Spring greens are the new leaves of leafy vegetables that had been harvested the previous season

Field mixes may be more tender and can be planted in the spring for harvest a few weeks later.

Types of vegetables
Types of Vegetables


Seed vegetables include corn, peas, and beans


Root vegetables include carrots, beets, radishes, turnips, and onions


Tuber vegetables include potatoes, sweet potatoes, and yams


Stem vegetables include asparagus, celery, artichokes, and mushrooms

Farming vegetables
Farming Vegetables

In hydroponic farming, vegetables are grown indoors year-round, under regulated temperatures and light, in nutrient-enriched water.

As with fruit, during their growing seasons vegetables are plentiful, the quality is higher, and the prices are usually lower.

The same USDA fruit quality grades apply to vegetables as well, Quality grades are based on a combination of size, color, shape, texture, and defects

Storing vegetables
Storing Vegetables

  • Most vegetables need to be kept dry because excess moisture causes produce to spoil quickly.

  • If possible, vegetables should be stored separately in one refrigerator and fruit in another refrigerator

  • Roots and tubers should be stored dry and unpeeled in a cool, dark area.

Storing vegetables1
Storing Vegetables

Produce should not be peeled, washed, or trimmed until just before it is used.

Vegetables that need to ripen should be stored at room temperatures of 65°F to 70°F. Once produce is ripe, refrigerate it immediately or it will become overripe

Green vegetables must be placed carefully in a refrigerator.

Preparing vegetables
Preparing Vegetables

Vegetables must be properly prepared before they are cooked

All fresh vegetables must be cleaned thoroughly.
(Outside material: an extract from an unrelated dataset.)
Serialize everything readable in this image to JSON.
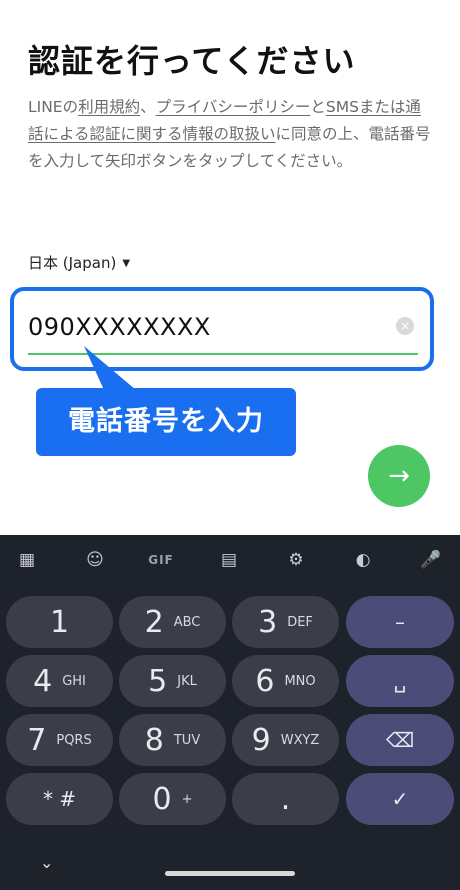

Washing removes surface dirt as well as other contaminants.

When cutting vegetables, the cutting surface should be at a comfortable height. The cutting station should have a container to hold peelings and another to hold the cut vegetables.

Preparing vegetables1
Preparing Vegetables

For safety, foods such as raw meat, fish, and poultry require a different cutting board from that used for fruits and vegetables

  • Dicing is cutting a product into cubes with a chef ’s knife. Normally, dicing refers to about a half-inch cube. This is a common technique for use with vegetables.

  • Mincing is a fine chop cut made by using a chef ’s knife or mezzaluna. This cut is commonly used on smaller foods, such as garlic, fresh herbs, and ginger.

Prepare vegetables for cooking as close to the actual cooking time as possible to ensure the vegetables’ freshness.

Cooking vegetables
Cooking Vegetables

Vegetables must be cooked in a way that protects their texture, flavor, color, and nutrients

Par boiling




  • like blanching, partially cooks vegetables in boiling water

  • is best for hard, starchy vegetables. Blanch vegetables by quickly and partially cooking them in hot water or oil

  • covered, in a small amount of liquid. Or leave the vegetable whole, with the skin or peel intact, and steam it with its own moisture

  • is the best way to retain vitamins and minerals

Cooking vegetables1
Cooking Vegetables

Roast or Bake


Roast or bake vegetables in a hot or moderate oven. This cooking method is best suited to vegetables with thick skins that protect the interior from drying or scorching.

While thick-skinned vegetables are well suited for roasting, vegetables with little or no skin are best when sautéed

Pan Fry

Stew or Braise

Cooks often coat pan-fried vegetables with breading or batter. Cook batter-dipped vegetables in oil or butter until their exteriors are lightly browned and crisp.

Vegetable stews and braises are good ways to retain the vitamins and minerals that are transferred to the cooking liquid

Cooking vegetables2
Cooking Vegetables

  • Glazing is a finishing technique that gives vegetables a glossy appearance.

  • To marinate vegetables, soak them in oil or vinegar, herbs, and spices. This gives them added flavor and helps to tenderize the vegetable.

  • The best way to maintain overall quality is to cook vegetables soon after purchase and then serve them as quickly as possible